Data>
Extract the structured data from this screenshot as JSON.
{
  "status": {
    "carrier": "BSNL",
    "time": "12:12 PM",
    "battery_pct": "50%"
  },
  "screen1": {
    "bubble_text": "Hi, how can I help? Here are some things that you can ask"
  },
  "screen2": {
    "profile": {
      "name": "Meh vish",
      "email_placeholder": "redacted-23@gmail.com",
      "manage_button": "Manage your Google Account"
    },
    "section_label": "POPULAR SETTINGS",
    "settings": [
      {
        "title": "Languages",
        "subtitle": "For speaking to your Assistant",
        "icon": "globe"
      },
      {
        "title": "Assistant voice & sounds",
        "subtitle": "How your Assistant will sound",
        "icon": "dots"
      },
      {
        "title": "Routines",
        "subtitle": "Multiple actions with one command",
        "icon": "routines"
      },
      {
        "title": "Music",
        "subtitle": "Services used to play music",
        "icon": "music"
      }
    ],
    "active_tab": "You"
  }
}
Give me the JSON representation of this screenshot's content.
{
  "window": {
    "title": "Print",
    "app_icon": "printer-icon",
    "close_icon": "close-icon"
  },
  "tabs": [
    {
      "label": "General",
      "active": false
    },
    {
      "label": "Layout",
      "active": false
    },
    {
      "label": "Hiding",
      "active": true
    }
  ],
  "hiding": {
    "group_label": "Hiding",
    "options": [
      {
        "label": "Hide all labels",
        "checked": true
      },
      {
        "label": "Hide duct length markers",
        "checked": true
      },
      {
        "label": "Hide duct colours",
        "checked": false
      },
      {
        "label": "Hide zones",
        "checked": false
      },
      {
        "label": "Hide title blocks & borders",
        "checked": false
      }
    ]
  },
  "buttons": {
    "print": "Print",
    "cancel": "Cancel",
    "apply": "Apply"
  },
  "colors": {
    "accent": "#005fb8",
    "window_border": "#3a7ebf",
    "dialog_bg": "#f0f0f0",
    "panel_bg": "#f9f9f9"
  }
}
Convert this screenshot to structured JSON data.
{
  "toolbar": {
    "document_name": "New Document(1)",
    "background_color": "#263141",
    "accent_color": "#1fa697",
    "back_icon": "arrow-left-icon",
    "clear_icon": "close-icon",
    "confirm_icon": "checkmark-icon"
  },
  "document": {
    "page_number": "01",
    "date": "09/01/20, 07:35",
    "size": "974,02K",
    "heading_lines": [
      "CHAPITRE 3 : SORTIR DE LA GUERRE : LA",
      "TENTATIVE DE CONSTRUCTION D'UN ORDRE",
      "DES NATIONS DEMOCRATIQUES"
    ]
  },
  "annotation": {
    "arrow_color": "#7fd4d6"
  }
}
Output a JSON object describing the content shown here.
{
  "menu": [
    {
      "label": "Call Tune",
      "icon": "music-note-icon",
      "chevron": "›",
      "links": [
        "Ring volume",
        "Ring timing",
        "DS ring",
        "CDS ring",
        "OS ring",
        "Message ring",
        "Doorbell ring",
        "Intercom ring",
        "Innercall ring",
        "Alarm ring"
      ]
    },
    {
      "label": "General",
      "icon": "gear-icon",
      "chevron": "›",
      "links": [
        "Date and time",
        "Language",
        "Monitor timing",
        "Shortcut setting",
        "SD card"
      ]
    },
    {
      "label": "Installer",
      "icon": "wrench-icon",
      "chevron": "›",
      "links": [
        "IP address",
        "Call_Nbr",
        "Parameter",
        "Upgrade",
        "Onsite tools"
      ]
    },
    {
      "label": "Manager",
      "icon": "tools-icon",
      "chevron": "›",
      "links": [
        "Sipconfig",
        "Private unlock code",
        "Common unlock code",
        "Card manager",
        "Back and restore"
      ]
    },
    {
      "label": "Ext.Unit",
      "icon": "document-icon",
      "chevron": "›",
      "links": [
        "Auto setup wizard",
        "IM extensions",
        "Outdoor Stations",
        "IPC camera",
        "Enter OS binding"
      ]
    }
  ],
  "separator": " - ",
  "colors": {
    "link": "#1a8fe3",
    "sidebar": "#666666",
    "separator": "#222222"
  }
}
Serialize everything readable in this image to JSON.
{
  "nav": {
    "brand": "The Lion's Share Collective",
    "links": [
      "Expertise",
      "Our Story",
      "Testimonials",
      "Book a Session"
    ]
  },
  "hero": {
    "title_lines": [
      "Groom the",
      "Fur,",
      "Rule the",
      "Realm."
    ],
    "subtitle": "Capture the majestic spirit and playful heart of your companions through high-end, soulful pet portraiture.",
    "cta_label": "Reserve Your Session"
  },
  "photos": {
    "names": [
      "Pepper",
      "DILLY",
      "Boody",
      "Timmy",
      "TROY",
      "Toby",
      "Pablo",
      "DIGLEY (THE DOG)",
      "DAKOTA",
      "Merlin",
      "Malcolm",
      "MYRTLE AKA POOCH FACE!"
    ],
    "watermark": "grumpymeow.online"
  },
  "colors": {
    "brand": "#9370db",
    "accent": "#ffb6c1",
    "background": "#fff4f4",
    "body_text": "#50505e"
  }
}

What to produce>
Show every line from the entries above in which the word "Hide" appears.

Task response>
        "label": "Hide all labels",
        "label": "Hide duct length markers",
        "label": "Hide duct colours",
        "label": "Hide zones",
        "label": "Hide title blocks & borders",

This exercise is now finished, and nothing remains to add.